There is no dive-bomber. The Air Ministry has repeatedly told us that the dive-bomber is a very vulnerable aeroplane. Well, all weapons are vulnerable if you have on the spot the right kind of counter-weapons with which to meet them. But the Germans and the Japanese have blasted their way to victory with the dive-bomber, and every day we may read of its successes. There is no aeroplane armed with cannon sufficiently powerful to explode tanks. There is an inadequacy of machines of the right kind to carry parachute troops, and there are not enough transport-carrying aeroplanes such as the Germans employ to bring quick succour to their armies, nor are there gliders enough.

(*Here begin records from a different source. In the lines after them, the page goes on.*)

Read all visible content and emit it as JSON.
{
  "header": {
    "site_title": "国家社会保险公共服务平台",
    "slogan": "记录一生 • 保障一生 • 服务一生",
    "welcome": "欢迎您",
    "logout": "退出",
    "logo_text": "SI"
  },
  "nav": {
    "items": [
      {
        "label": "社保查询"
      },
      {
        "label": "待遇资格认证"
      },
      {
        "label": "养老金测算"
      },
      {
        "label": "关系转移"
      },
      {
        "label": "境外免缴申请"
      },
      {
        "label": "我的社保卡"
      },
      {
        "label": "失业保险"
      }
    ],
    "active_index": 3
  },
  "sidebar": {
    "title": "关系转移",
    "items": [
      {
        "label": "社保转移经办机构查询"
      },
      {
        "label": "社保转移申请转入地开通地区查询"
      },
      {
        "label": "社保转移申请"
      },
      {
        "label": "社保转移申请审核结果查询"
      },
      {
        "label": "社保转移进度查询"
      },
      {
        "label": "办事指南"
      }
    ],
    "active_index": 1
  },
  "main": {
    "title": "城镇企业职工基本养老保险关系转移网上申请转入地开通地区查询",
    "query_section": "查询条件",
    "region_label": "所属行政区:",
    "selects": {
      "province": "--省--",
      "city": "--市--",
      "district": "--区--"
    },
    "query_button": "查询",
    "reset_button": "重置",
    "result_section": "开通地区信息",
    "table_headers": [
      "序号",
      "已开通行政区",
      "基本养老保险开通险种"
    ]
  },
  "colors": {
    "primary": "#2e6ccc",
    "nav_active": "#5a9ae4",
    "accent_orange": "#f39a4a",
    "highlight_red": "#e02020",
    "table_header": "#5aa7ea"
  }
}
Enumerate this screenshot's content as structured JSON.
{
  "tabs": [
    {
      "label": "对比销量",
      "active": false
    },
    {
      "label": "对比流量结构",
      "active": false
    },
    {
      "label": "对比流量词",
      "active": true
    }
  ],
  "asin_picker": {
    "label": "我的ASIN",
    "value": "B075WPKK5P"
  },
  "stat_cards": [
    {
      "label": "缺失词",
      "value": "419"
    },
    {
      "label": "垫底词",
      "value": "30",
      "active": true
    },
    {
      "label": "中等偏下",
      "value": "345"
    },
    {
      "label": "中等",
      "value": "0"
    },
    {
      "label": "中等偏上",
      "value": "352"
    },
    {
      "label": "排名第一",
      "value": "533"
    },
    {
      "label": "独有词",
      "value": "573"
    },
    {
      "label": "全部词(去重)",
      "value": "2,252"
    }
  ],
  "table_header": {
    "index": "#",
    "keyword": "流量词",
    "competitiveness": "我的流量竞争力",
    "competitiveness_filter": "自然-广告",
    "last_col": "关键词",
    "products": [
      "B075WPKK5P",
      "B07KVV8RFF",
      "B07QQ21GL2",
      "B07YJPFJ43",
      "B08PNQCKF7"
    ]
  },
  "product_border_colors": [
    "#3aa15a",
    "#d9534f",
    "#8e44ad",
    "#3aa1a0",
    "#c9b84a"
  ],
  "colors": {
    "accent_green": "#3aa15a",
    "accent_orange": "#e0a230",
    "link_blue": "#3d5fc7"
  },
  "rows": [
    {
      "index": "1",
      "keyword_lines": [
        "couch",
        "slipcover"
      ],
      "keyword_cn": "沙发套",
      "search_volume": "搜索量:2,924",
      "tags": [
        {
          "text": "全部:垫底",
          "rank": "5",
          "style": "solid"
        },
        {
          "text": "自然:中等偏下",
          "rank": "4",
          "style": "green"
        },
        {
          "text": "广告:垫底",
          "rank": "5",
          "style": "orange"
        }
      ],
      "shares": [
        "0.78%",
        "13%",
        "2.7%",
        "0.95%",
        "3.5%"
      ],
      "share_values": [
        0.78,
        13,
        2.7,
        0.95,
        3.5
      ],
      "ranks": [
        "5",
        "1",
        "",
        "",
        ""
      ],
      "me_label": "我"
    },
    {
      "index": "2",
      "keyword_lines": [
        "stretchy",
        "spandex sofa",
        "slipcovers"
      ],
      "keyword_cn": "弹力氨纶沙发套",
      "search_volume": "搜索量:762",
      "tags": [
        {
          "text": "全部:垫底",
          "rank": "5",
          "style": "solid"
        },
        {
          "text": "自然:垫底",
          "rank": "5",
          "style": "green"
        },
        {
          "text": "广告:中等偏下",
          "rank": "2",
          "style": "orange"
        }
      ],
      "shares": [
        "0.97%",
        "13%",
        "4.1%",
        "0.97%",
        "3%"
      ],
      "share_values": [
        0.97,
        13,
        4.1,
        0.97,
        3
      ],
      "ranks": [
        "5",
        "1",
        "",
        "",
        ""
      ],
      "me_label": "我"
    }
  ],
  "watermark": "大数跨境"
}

This is the age of air-borne armies, yet our Army is constantly being put in a false position by this persistent omission to provide it with the instruments without which it cannot achieve success. Consequently, the Army tends to become unpopular and, as a further consequence, tends, to some extent, to be demoralised.
The principle should now be accepted, and I would like the Government to avow it, that no Army should be sent anywhere without its adequate quota of aeroplanes. For the lack of that you throw away many irreplaceable divisions—73,000 men in Singapore, 10,000 to 12,000 in Hong Kong, to say nothing of our other losses. For the sake of a few machines you lose the production of your factories in artillery, in rifles and in all the other equipment of war. Can the principle not be accepted by the Government that the Army should have its own aeroplanes? [An Hon. Member: "Under its own command."] I do not wish to make a quarrel about the command, but it seems to me advisable that the Army should have complete control, for, if it has not complete control, it will never obtain the types required and the machines will never be there on the day when it is desirable that they should be present.
I call the attention of the House to this matter. The Royal Air Force, of course, has rendered imperishable service, but on the Air Council there is no representative of the Army or of the Navy, and consequently the balance of argument in favour of an Air Force which can perform long-distance functions is overwhelming and almost unchallenged. Is it not time for us to reconsider our long-distance bombing policy? We have had evidence at Brest that you may, for 10 months on end, raid an important harbour, day after day, and frequently at night, drop an incalculable tonnage of bombs upon it and yet find, at the end, that the ships you have sought to destroy can make their escape under their own power at 30 knots. It does suggest that we are putting too much of our energy and too much of our man-power into the long-distance bombing plane. For every one of these planes, which, incidentally, cannot operate throughout the whole year, you might build, I am told, six fighters. Unless the Army is given its own machines, under its own control, I do not think we can expect military successes.